Your goal ▸ Every line of the data should be retyped with no difference from the original.

===== Extracted information

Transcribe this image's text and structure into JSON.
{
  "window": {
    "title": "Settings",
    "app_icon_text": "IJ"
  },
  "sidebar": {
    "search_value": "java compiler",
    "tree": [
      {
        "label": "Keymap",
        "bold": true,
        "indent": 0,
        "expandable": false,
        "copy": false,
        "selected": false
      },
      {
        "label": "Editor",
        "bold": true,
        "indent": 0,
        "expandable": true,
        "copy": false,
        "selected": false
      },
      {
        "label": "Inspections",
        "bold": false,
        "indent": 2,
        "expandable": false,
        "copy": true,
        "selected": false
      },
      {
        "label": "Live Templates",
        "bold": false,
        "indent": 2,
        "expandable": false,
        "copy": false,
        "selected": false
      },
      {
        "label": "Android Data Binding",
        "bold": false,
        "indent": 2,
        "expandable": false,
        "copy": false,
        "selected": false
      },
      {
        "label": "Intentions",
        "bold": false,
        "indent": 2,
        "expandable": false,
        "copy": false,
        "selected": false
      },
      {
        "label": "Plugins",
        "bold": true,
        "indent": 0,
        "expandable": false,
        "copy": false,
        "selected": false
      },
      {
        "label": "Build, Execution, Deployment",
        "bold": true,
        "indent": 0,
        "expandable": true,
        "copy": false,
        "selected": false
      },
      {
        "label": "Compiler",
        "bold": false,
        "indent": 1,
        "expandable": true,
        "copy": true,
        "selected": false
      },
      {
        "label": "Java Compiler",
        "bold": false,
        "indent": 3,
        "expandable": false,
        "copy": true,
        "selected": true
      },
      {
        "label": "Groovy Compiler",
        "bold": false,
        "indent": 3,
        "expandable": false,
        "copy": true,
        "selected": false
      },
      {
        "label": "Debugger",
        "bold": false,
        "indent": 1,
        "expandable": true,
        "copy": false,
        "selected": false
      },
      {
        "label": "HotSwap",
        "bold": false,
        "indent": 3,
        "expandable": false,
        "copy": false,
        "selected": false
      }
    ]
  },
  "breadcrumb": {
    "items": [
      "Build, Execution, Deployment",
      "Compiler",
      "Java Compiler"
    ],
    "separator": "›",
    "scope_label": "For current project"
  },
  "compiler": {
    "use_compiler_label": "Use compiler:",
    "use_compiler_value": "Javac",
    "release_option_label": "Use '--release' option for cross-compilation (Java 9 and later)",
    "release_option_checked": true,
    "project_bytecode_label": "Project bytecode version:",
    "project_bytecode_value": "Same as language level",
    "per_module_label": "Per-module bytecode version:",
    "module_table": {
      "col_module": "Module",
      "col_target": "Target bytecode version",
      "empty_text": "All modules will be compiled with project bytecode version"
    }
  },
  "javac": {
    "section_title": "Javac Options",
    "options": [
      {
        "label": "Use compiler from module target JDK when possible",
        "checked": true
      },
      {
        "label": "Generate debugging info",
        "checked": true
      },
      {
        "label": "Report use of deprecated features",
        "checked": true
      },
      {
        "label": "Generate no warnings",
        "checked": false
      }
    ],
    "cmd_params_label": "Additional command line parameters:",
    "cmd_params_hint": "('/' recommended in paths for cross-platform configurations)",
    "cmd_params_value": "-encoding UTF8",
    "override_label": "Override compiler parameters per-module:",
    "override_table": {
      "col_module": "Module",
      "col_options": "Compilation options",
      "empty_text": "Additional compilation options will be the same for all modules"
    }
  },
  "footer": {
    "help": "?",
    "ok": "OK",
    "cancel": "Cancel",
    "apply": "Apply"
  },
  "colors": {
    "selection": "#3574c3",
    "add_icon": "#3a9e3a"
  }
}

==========

Result for this exercise ▸
Transcribe this image's text and structure into JSON.
{
  "window": {
    "title": "Settings",
    "app_icon_text": "IJ"
  },
  "sidebar": {
    "search_value": "java compiler",
    "tree": [
      {
        "label": "Keymap",
        "bold": true,
        "indent": 0,
        "expandable": false,
        "copy": false,
        "selected": false
      },
      {
        "label": "Editor",
        "bold": true,
        "indent": 0,
        "expandable": true,
        "copy": false,
        "selected": false
      },
      {
        "label": "Inspections",
        "bold": false,
        "indent": 2,
        "expandable": false,
        "copy": true,
        "selected": false
      },
      {
        "label": "Live Templates",
        "bold": false,
        "indent": 2,
        "expandable": false,
        "copy": false,
        "selected": false
      },
      {
        "label": "Android Data Binding",
        "bold": false,
        "indent": 2,
        "expandable": false,
        "copy": false,
        "selected": false
      },
      {
        "label": "Intentions",
        "bold": false,
        "indent": 2,
        "expandable": false,
        "copy": false,
        "selected": false
      },
      {
        "label": "Plugins",
        "bold": true,
        "indent": 0,
        "expandable": false,
        "copy": false,
        "selected": false
      },
      {
        "label": "Build, Execution, Deployment",
        "bold": true,
        "indent": 0,
        "expandable": true,
        "copy": false,
        "selected": false
      },
      {
        "label": "Compiler",
        "bold": false,
        "indent": 1,
        "expandable": true,
        "copy": true,
        "selected": false
      },
      {
        "label": "Java Compiler",
        "bold": false,
        "indent": 3,
        "expandable": false,
        "copy": true,
        "selected": true
      },
      {
        "label": "Groovy Compiler",
        "bold": false,
        "indent": 3,
        "expandable": false,
        "copy": true,
        "selected": false
      },
      {
        "label": "Debugger",
        "bold": false,
        "indent": 1,
        "expandable": true,
        "copy": false,
        "selected": false
      },
      {
        "label": "HotSwap",
        "bold": false,
        "indent": 3,
        "expandable": false,
        "copy": false,
        "selected": false
      }
    ]
  },
  "breadcrumb": {
    "items": [
      "Build, Execution, Deployment",
      "Compiler",
      "Java Compiler"
    ],
    "separator": "›",
    "scope_label": "For current project"
  },
  "compiler": {
    "use_compiler_label": "Use compiler:",
    "use_compiler_value": "Javac",
    "release_option_label": "Use '--release' option for cross-compilation (Java 9 and later)",
    "release_option_checked": true,
    "project_bytecode_label": "Project bytecode version:",
    "project_bytecode_value": "Same as language level",
    "per_module_label": "Per-module bytecode version:",
    "module_table": {
      "col_module": "Module",
      "col_target": "Target bytecode version",
      "empty_text": "All modules will be compiled with project bytecode version"
    }
  },
  "javac": {
    "section_title": "Javac Options",
    "options": [
      {
        "label": "Use compiler from module target JDK when possible",
        "checked": true
      },
      {
        "label": "Generate debugging info",
        "checked": true
      },
      {
        "label": "Report use of deprecated features",
        "checked": true
      },
      {
        "label": "Generate no warnings",
        "checked": false
      }
    ],
    "cmd_params_label": "Additional command line parameters:",
    "cmd_params_hint": "('/' recommended in paths for cross-platform configurations)",
    "cmd_params_value": "-encoding UTF8",
    "override_label": "Override compiler parameters per-module:",
    "override_table": {
      "col_module": "Module",
      "col_options": "Compilation options",
      "empty_text": "Additional compilation options will be the same for all modules"
    }
  },
  "footer": {
    "help": "?",
    "ok": "OK",
    "cancel": "Cancel",
    "apply": "Apply"
  },
  "colors": {
    "selection": "#3574c3",
    "add_icon": "#3a9e3a"
  }
}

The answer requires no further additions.